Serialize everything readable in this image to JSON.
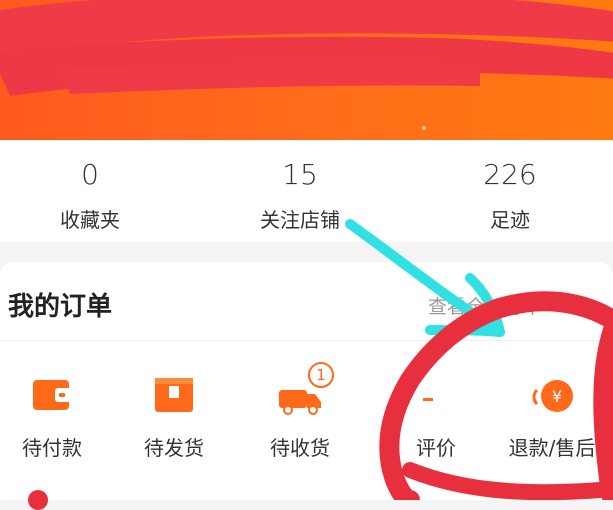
{
  "stats": [
    {
      "value": "0",
      "label": "收藏夹"
    },
    {
      "value": "15",
      "label": "关注店铺"
    },
    {
      "value": "226",
      "label": "足迹"
    }
  ],
  "orders": {
    "title": "我的订单",
    "view_all": "查看全部订单",
    "items": [
      {
        "label": "待付款",
        "icon": "wallet-icon"
      },
      {
        "label": "待发货",
        "icon": "package-icon"
      },
      {
        "label": "待收货",
        "icon": "truck-icon",
        "badge": "1"
      },
      {
        "label": "评价",
        "icon": "review-icon"
      },
      {
        "label": "退款/售后",
        "icon": "refund-icon"
      }
    ]
  },
  "colors": {
    "brand_orange": "#ff5a1f",
    "icon_orange": "#ff6a1a",
    "annotation_red": "#e82f3e",
    "annotation_cyan": "#31e0e3"
  }
}
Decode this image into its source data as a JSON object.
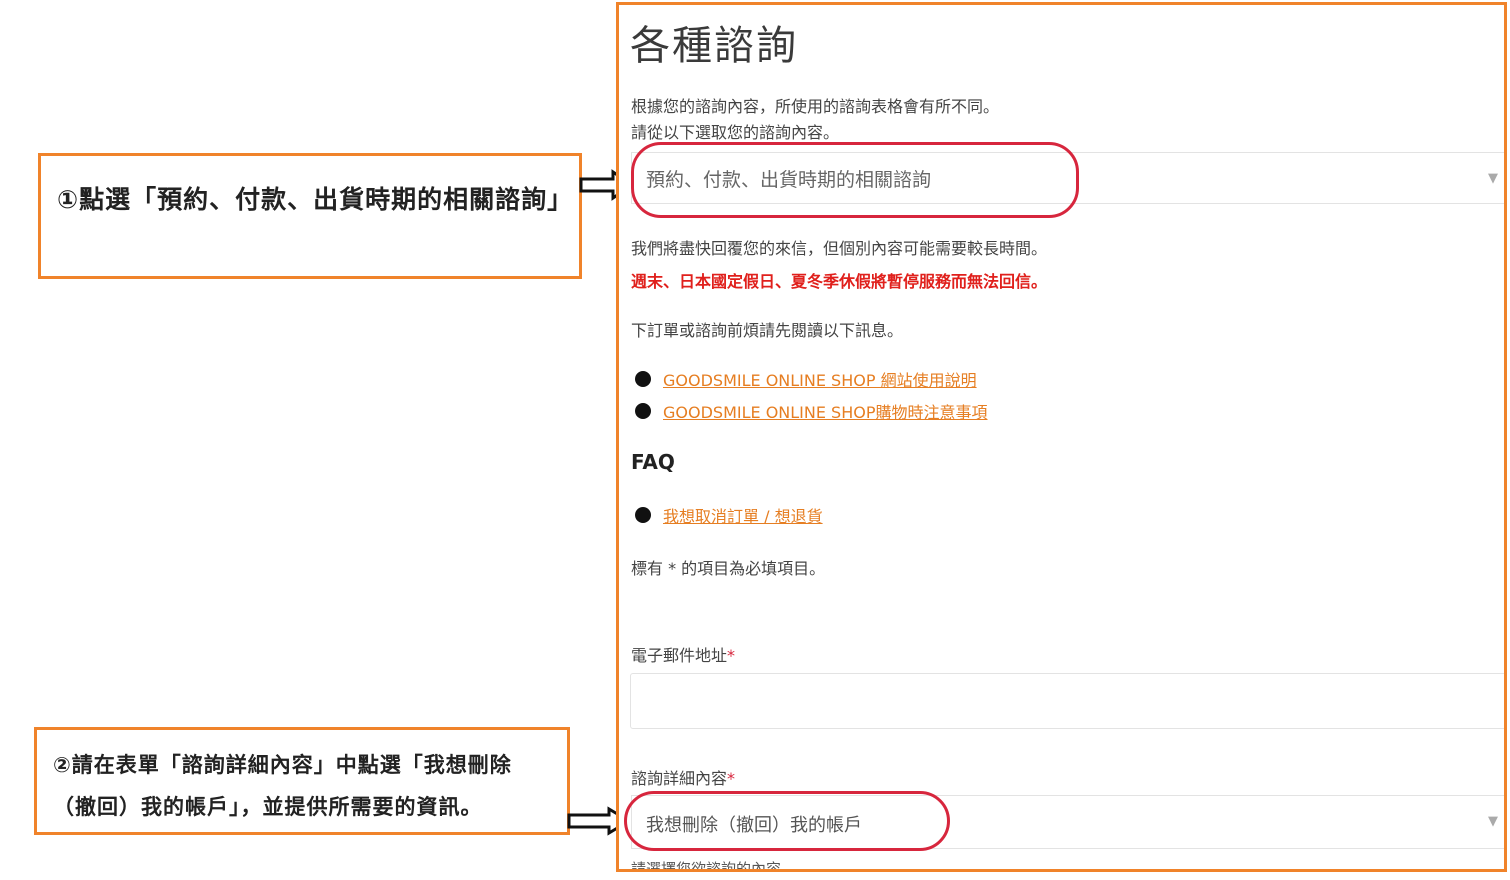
{
  "callouts": {
    "step1": "①點選「預約、付款、出貨時期的相關諮詢」",
    "step2": "②請在表單「諮詢詳細內容」中點選「我想刪除（撤回）我的帳戶」，並提供所需要的資訊。"
  },
  "form": {
    "title": "各種諮詢",
    "intro_line1": "根據您的諮詢內容，所使用的諮詢表格會有所不同。",
    "intro_line2": "請從以下選取您的諮詢內容。",
    "category_select_value": "預約、付款、出貨時期的相關諮詢",
    "reply_note": "我們將盡快回覆您的來信，但個別內容可能需要較長時間。",
    "holiday_note": "週末、日本國定假日、夏冬季休假將暫停服務而無法回信。",
    "read_note": "下訂單或諮詢前煩請先閱讀以下訊息。",
    "links": [
      "GOODSMILE ONLINE SHOP 網站使用說明",
      "GOODSMILE ONLINE SHOP購物時注意事項"
    ],
    "faq_heading": "FAQ",
    "faq_link": "我想取消訂單 / 想退貨",
    "required_note": "標有 * 的項目為必填項目。",
    "email_label": "電子郵件地址",
    "required_mark": "*",
    "detail_label": "諮詢詳細內容",
    "detail_select_value": "我想刪除（撤回）我的帳戶",
    "detail_hint": "請選擇您欲諮詢的內容。"
  },
  "colors": {
    "callout_border": "#f0832a",
    "highlight_ring": "#d7263d",
    "link": "#e67e22",
    "warning_text": "#e0201c"
  },
  "icons": {
    "arrow": "hollow-right-arrow",
    "caret": "chevron-down-icon",
    "bullet": "bullet-dot-icon"
  }
}
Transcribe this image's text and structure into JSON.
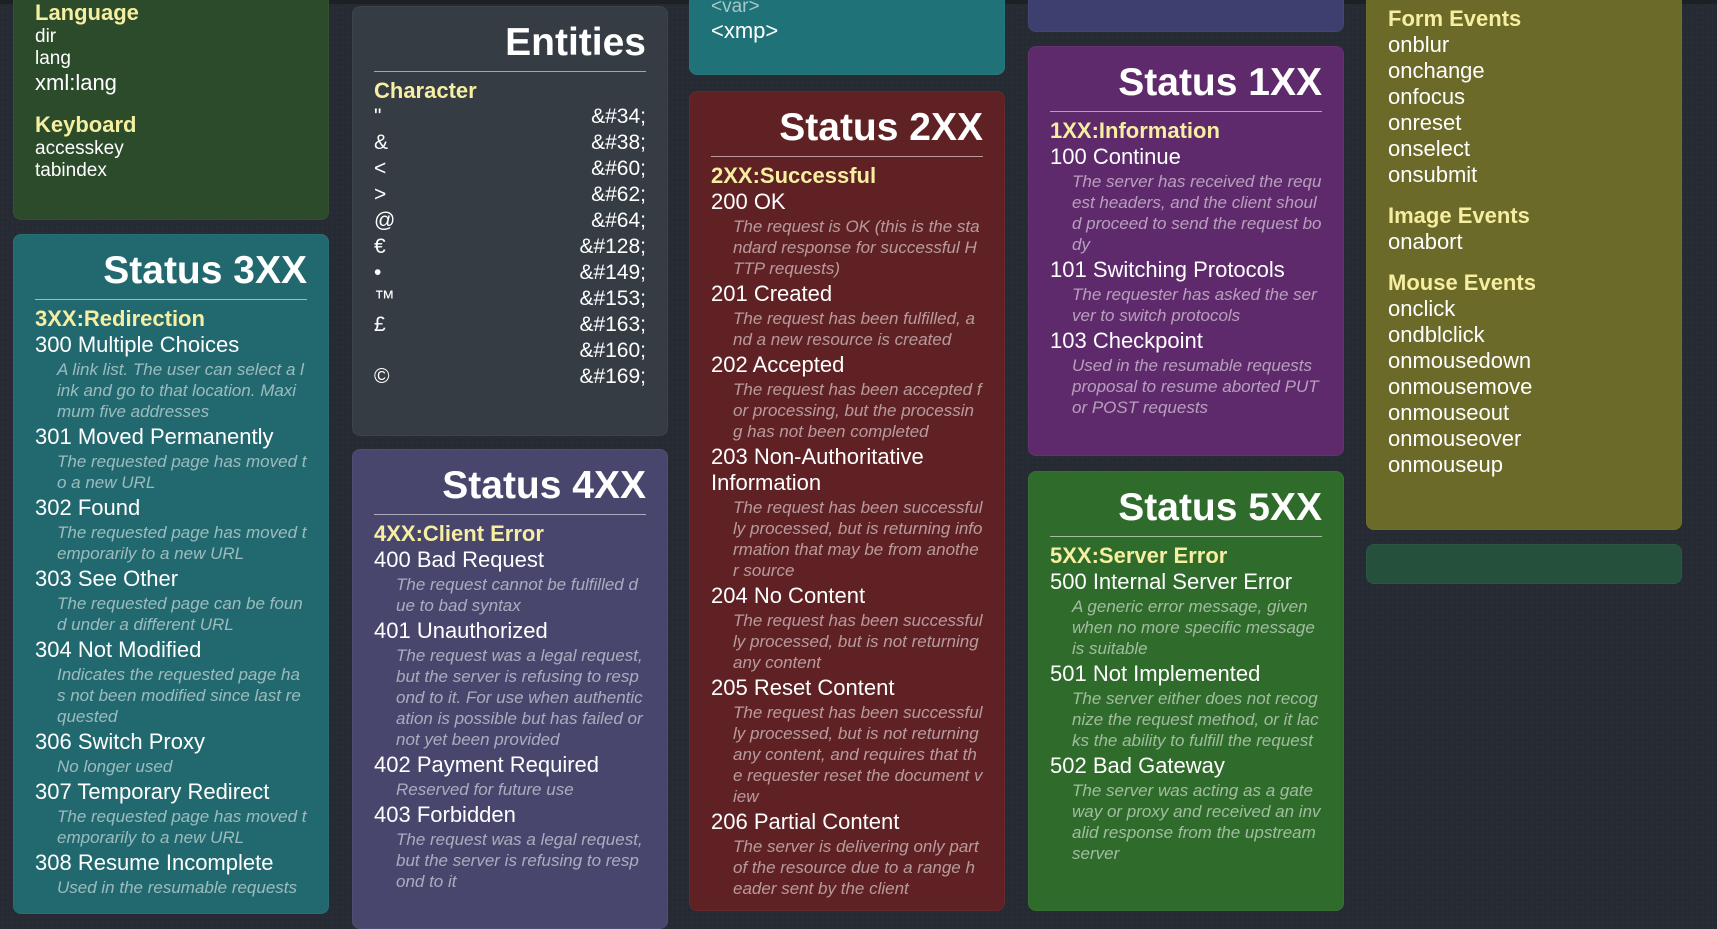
{
  "col1_top": {
    "partial_heading": "Language",
    "items1": [
      "dir",
      "lang"
    ],
    "xml": "xml:lang",
    "keyboard_heading": "Keyboard",
    "items2": [
      "accesskey",
      "tabindex"
    ]
  },
  "status3": {
    "title": "Status 3XX",
    "section": "3XX:Redirection",
    "entries": [
      {
        "code": "300 Multiple Choices",
        "desc": "A link list. The user can select a link and go to that location. Maximum five addresses"
      },
      {
        "code": "301 Moved Permanently",
        "desc": "The requested page has moved to a new URL"
      },
      {
        "code": "302 Found",
        "desc": "The requested page has moved temporarily to a new URL"
      },
      {
        "code": "303 See Other",
        "desc": "The requested page can be found under a different URL"
      },
      {
        "code": "304 Not Modified",
        "desc": "Indicates the requested page has not been modified since last requested"
      },
      {
        "code": "306 Switch Proxy",
        "desc": "No longer used"
      },
      {
        "code": "307 Temporary Redirect",
        "desc": "The requested page has moved temporarily to a new URL"
      },
      {
        "code": "308 Resume Incomplete",
        "desc": "Used in the resumable requests"
      }
    ]
  },
  "entities": {
    "title": "Entities",
    "section": "Character",
    "rows": [
      {
        "char": "\"",
        "code": "&#34;"
      },
      {
        "char": "&",
        "code": "&#38;"
      },
      {
        "char": "<",
        "code": "&#60;"
      },
      {
        "char": ">",
        "code": "&#62;"
      },
      {
        "char": "@",
        "code": "&#64;"
      },
      {
        "char": "€",
        "code": "&#128;"
      },
      {
        "char": "•",
        "code": "&#149;"
      },
      {
        "char": "™",
        "code": "&#153;"
      },
      {
        "char": "£",
        "code": "&#163;"
      },
      {
        "char": "",
        "code": "&#160;"
      },
      {
        "char": "©",
        "code": "&#169;"
      }
    ]
  },
  "status4": {
    "title": "Status 4XX",
    "section": "4XX:Client Error",
    "entries": [
      {
        "code": "400 Bad Request",
        "desc": "The request cannot be fulfilled due to bad syntax"
      },
      {
        "code": "401 Unauthorized",
        "desc": "The request was a legal request, but the server is refusing to respond to it. For use when authentication is possible but has failed or not yet been provided"
      },
      {
        "code": "402 Payment Required",
        "desc": "Reserved for future use"
      },
      {
        "code": "403 Forbidden",
        "desc": "The request was a legal request, but the server is refusing to respond to it"
      }
    ]
  },
  "col3_top": {
    "partial": "<var>",
    "xmp": "<xmp>"
  },
  "status2": {
    "title": "Status 2XX",
    "section": "2XX:Successful",
    "entries": [
      {
        "code": "200 OK",
        "desc": "The request is OK (this is the standard response for successful HTTP requests)"
      },
      {
        "code": "201 Created",
        "desc": "The request has been fulfilled, and a new resource is created"
      },
      {
        "code": "202 Accepted",
        "desc": "The request has been accepted for processing, but the processing has not been completed"
      },
      {
        "code": "203 Non-Authoritative Information",
        "desc": "The request has been successfully processed, but is returning information that may be from another source"
      },
      {
        "code": "204 No Content",
        "desc": "The request has been successfully processed, but is not returning any content"
      },
      {
        "code": "205 Reset Content",
        "desc": "The request has been successfully processed, but is not returning any content, and requires that the requester reset the document view"
      },
      {
        "code": "206 Partial Content",
        "desc": "The server is delivering only part of the resource due to a range header sent by the client"
      }
    ]
  },
  "status1": {
    "title": "Status 1XX",
    "section": "1XX:Information",
    "entries": [
      {
        "code": "100 Continue",
        "desc": "The server has received the request headers, and the client should proceed to send the request body"
      },
      {
        "code": "101 Switching Protocols",
        "desc": "The requester has asked the server to switch protocols"
      },
      {
        "code": "103 Checkpoint",
        "desc": "Used in the resumable requests proposal to resume aborted PUT or POST requests"
      }
    ]
  },
  "status5": {
    "title": "Status 5XX",
    "section": "5XX:Server Error",
    "entries": [
      {
        "code": "500 Internal Server Error",
        "desc": "A generic error message, given when no more specific message is suitable"
      },
      {
        "code": "501 Not Implemented",
        "desc": "The server either does not recognize the request method, or it lacks the ability to fulfill the request"
      },
      {
        "code": "502 Bad Gateway",
        "desc": "The server was acting as a gateway or proxy and received an invalid response from the upstream server"
      }
    ]
  },
  "events": {
    "form_heading": "Form Events",
    "form": [
      "onblur",
      "onchange",
      "onfocus",
      "onreset",
      "onselect",
      "onsubmit"
    ],
    "image_heading": "Image Events",
    "image": [
      "onabort"
    ],
    "mouse_heading": "Mouse Events",
    "mouse": [
      "onclick",
      "ondblclick",
      "onmousedown",
      "onmousemove",
      "onmouseout",
      "onmouseover",
      "onmouseup"
    ]
  }
}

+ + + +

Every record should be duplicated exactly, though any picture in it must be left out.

TASK OUTPUT
Serialize everything readable in this image to JSON.
{
  "stats": [
    {
      "value": "0",
      "label": "收藏夹"
    },
    {
      "value": "15",
      "label": "关注店铺"
    },
    {
      "value": "226",
      "label": "足迹"
    }
  ],
  "orders": {
    "title": "我的订单",
    "view_all": "查看全部订单",
    "items": [
      {
        "label": "待付款",
        "icon": "wallet-icon"
      },
      {
        "label": "待发货",
        "icon": "package-icon"
      },
      {
        "label": "待收货",
        "icon": "truck-icon",
        "badge": "1"
      },
      {
        "label": "评价",
        "icon": "review-icon"
      },
      {
        "label": "退款/售后",
        "icon": "refund-icon"
      }
    ]
  },
  "colors": {
    "brand_orange": "#ff5a1f",
    "icon_orange": "#ff6a1a",
    "annotation_red": "#e82f3e",
    "annotation_cyan": "#31e0e3"
  }
}
Decode this image into its source data as a JSON object.
{
  "callouts": {
    "step1": "①點選「預約、付款、出貨時期的相關諮詢」",
    "step2": "②請在表單「諮詢詳細內容」中點選「我想刪除（撤回）我的帳戶」，並提供所需要的資訊。"
  },
  "form": {
    "title": "各種諮詢",
    "intro_line1": "根據您的諮詢內容，所使用的諮詢表格會有所不同。",
    "intro_line2": "請從以下選取您的諮詢內容。",
    "category_select_value": "預約、付款、出貨時期的相關諮詢",
    "reply_note": "我們將盡快回覆您的來信，但個別內容可能需要較長時間。",
    "holiday_note": "週末、日本國定假日、夏冬季休假將暫停服務而無法回信。",
    "read_note": "下訂單或諮詢前煩請先閱讀以下訊息。",
    "links": [
      "GOODSMILE ONLINE SHOP 網站使用說明",
      "GOODSMILE ONLINE SHOP購物時注意事項"
    ],
    "faq_heading": "FAQ",
    "faq_link": "我想取消訂單 / 想退貨",
    "required_note": "標有 * 的項目為必填項目。",
    "email_label": "電子郵件地址",
    "required_mark": "*",
    "detail_label": "諮詢詳細內容",
    "detail_select_value": "我想刪除（撤回）我的帳戶",
    "detail_hint": "請選擇您欲諮詢的內容。"
  },
  "colors": {
    "callout_border": "#f0832a",
    "highlight_ring": "#d7263d",
    "link": "#e67e22",
    "warning_text": "#e0201c"
  },
  "icons": {
    "arrow": "hollow-right-arrow",
    "caret": "chevron-down-icon",
    "bullet": "bullet-dot-icon"
  }
}
Transcribe this image's text and structure into JSON.
{
  "col1_top": {
    "partial_heading": "Language",
    "items1": [
      "dir",
      "lang"
    ],
    "xml": "xml:lang",
    "keyboard_heading": "Keyboard",
    "items2": [
      "accesskey",
      "tabindex"
    ]
  },
  "status3": {
    "title": "Status 3XX",
    "section": "3XX:Redirection",
    "entries": [
      {
        "code": "300 Multiple Choices",
        "desc": "A link list. The user can select a link and go to that location. Maximum five addresses"
      },
      {
        "code": "301 Moved Permanently",
        "desc": "The requested page has moved to a new URL"
      },
      {
        "code": "302 Found",
        "desc": "The requested page has moved temporarily to a new URL"
      },
      {
        "code": "303 See Other",
        "desc": "The requested page can be found under a different URL"
      },
      {
        "code": "304 Not Modified",
        "desc": "Indicates the requested page has not been modified since last requested"
      },
      {
        "code": "306 Switch Proxy",
        "desc": "No longer used"
      },
      {
        "code": "307 Temporary Redirect",
        "desc": "The requested page has moved temporarily to a new URL"
      },
      {
        "code": "308 Resume Incomplete",
        "desc": "Used in the resumable requests"
      }
    ]
  },
  "entities": {
    "title": "Entities",
    "section": "Character",
    "rows": [
      {
        "char": "\"",
        "code": "&#34;"
      },
      {
        "char": "&",
        "code": "&#38;"
      },
      {
        "char": "<",
        "code": "&#60;"
      },
      {
        "char": ">",
        "code": "&#62;"
      },
      {
        "char": "@",
        "code": "&#64;"
      },
      {
        "char": "€",
        "code": "&#128;"
      },
      {
        "char": "•",
        "code": "&#149;"
      },
      {
        "char": "™",
        "code": "&#153;"
      },
      {
        "char": "£",
        "code": "&#163;"
      },
      {
        "char": "",
        "code": "&#160;"
      },
      {
        "char": "©",
        "code": "&#169;"
      }
    ]
  },
  "status4": {
    "title": "Status 4XX",
    "section": "4XX:Client Error",
    "entries": [
      {
        "code": "400 Bad Request",
        "desc": "The request cannot be fulfilled due to bad syntax"
      },
      {
        "code": "401 Unauthorized",
        "desc": "The request was a legal request, but the server is refusing to respond to it. For use when authentication is possible but has failed or not yet been provided"
      },
      {
        "code": "402 Payment Required",
        "desc": "Reserved for future use"
      },
      {
        "code": "403 Forbidden",
        "desc": "The request was a legal request, but the server is refusing to respond to it"
      }
    ]
  },
  "col3_top": {
    "partial": "<var>",
    "xmp": "<xmp>"
  },
  "status2": {
    "title": "Status 2XX",
    "section": "2XX:Successful",
    "entries": [
      {
        "code": "200 OK",
        "desc": "The request is OK (this is the standard response for successful HTTP requests)"
      },
      {
        "code": "201 Created",
        "desc": "The request has been fulfilled, and a new resource is created"
      },
      {
        "code": "202 Accepted",
        "desc": "The request has been accepted for processing, but the processing has not been completed"
      },
      {
        "code": "203 Non-Authoritative Information",
        "desc": "The request has been successfully processed, but is returning information that may be from another source"
      },
      {
        "code": "204 No Content",
        "desc": "The request has been successfully processed, but is not returning any content"
      },
      {
        "code": "205 Reset Content",
        "desc": "The request has been successfully processed, but is not returning any content, and requires that the requester reset the document view"
      },
      {
        "code": "206 Partial Content",
        "desc": "The server is delivering only part of the resource due to a range header sent by the client"
      }
    ]
  },
  "status1": {
    "title": "Status 1XX",
    "section": "1XX:Information",
    "entries": [
      {
        "code": "100 Continue",
        "desc": "The server has received the request headers, and the client should proceed to send the request body"
      },
      {
        "code": "101 Switching Protocols",
        "desc": "The requester has asked the server to switch protocols"
      },
      {
        "code": "103 Checkpoint",
        "desc": "Used in the resumable requests proposal to resume aborted PUT or POST requests"
      }
    ]
  },
  "status5": {
    "title": "Status 5XX",
    "section": "5XX:Server Error",
    "entries": [
      {
        "code": "500 Internal Server Error",
        "desc": "A generic error message, given when no more specific message is suitable"
      },
      {
        "code": "501 Not Implemented",
        "desc": "The server either does not recognize the request method, or it lacks the ability to fulfill the request"
      },
      {
        "code": "502 Bad Gateway",
        "desc": "The server was acting as a gateway or proxy and received an invalid response from the upstream server"
      }
    ]
  },
  "events": {
    "form_heading": "Form Events",
    "form": [
      "onblur",
      "onchange",
      "onfocus",
      "onreset",
      "onselect",
      "onsubmit"
    ],
    "image_heading": "Image Events",
    "image": [
      "onabort"
    ],
    "mouse_heading": "Mouse Events",
    "mouse": [
      "onclick",
      "ondblclick",
      "onmousedown",
      "onmousemove",
      "onmouseout",
      "onmouseover",
      "onmouseup"
    ]
  }
}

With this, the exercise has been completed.